  6. Like a piece of ice on a hot stove the poem must ride on its own melting —Robert Frost
  7. Like marijuana smoke are poet’s verses —Jaroslav Seifert
  8. Poems are like people … there are not many authentic ones around —Robert Graves
  9. The poet is like the prince of the clouds who rides the tempest … exiled on the ground, amidst boos and insults, his giant’s wings prevent his walking —Charles Baudelaire
  10. Poetry is like light —Delmore Schwartz
  11. Poetry is like painting; one piece takes your fancy if you stand close to it, another if you keep at some distance —Horace
  12. Poetry … is like spray blown by some wind from a heaving sea, or like sparks blown from a smouldering fire: a cry which the violence of circumstances wrings from some poor fellow —George Santayana
  13. Poets … are conductors of the senses of men, as teachers and preachers are the insulators —Karl Shapiro
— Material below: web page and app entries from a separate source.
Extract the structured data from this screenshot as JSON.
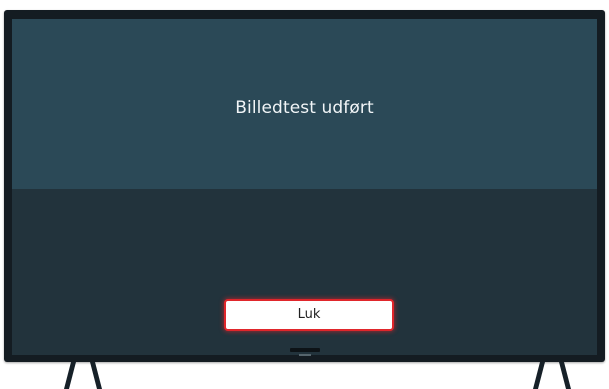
{
  "dialog": {
    "message": "Billedtest udført",
    "close_label": "Luk"
  },
  "colors": {
    "bezel": "#141c22",
    "screen_top": "#2b4957",
    "screen_bottom": "#22333c",
    "button_focus_border": "#e0262b",
    "button_bg": "#ffffff"
  },
  "icons": {
    "stand_legs": "tv-stand-leg-icon"
  }
}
    The simile is taken from a prose poem entitled As You Say (not without sadness), Poets Don’t See They Feel It contains another simile which sheds light on the poet as one who strips away insulation: “He pulls at the seams [of insulation] like a boy whose trousers are cutting him in half.”

  14. Poets are like baseball pitchers. Both have their moments. The intervals are the tough things —Robert Frost
  15. Publishing a volume of verse is like dropping a rose petal down the Grand Canyon and waiting for the echo —Don Marquis, The Sun Dial, 1878
  16. Rhymes you as fast as a sailor will swear —Babette Deutsch

    The simile is from a poem honoring John Skelton.

  17. They [poets] are honored and ignored like famous dead Presidents —Delmore Schwartz
  18. To try to read a poem with the eyes of the first reader who read it is like trying to see a landscape without the atmosphere that clothes it —W. Somerset Maugham
  19. To write a lyric is like having a fit, you can’t have one when you wish you could … and you can’t help having it when it comes itself —Oliver Wendell Holmes, Sr.
  20. Writing free verse is like playing tennis with the net down —Robert Frost
References in classic literature ?
So have I heard thee say once before," answered the disciple, "and then thou addedst: 'But the poets lie too much.
Theologians think it a pretty air-castle to talk of the Spiritual meaning of a ship or a cloud, of a city or a contract, but they prefer to come again to the solid ground of historical evidence; and even the poets are contented with a civil and conformed manner of living, and to write poems from the fancy, at a safe distance from their own experience.
People do, indeed, add the word 'maker' or 'poet' to the name of the metre, and speak of elegiac poets, or epic (that is, hexameter) poets, as if it were not the imitation that makes the poet, but the verse that entitles them all indiscriminately to the name.
Browning, among English poets, second to Shakespeare alone--"He comes very near the gigantic total of [43] Shakespeare.
Another than yourself might here observe, 'Shakespeare is in possession of the world's good opinion, and yet Shakespeare is the greatest of poets.
Two Poets were quarrelling for the Apple of Discord and the Bone of Contention, for they were very hungry.
What was good in Smith was the reflected fire of the poets who had a vital heat in them; and it was by mere chance that I bathed myself in his second-hand effulgence.
THE fifteenth century, the century in which King James I reigned and died, has been called the "Golden Age of Scottish Poetry," because of the number of poets who lived and wrote then.
Soon a great national dynasty arrives whose Emperors are often patrons of literature and occasionally poets as well.
All the greatest of these writers were poets, wholly or in part, and they fall roughly into two groups: first, William Wordsworth, Samuel Taylor Coleridge, Robert Southey, and Walter Scott; and second, about twenty years younger, Lord Byron, Percy Bysshe Shelley, and John Keats.
But they were poets," retorted Rosalind; "you don't call poets natural.
As he was sitting one evening in his room, a dreadful storm arose without, and the rain streamed down from heaven; but the old poet sat warm and comfortable in his chimney-comer, where the fire blazed and the roasting apple hissed.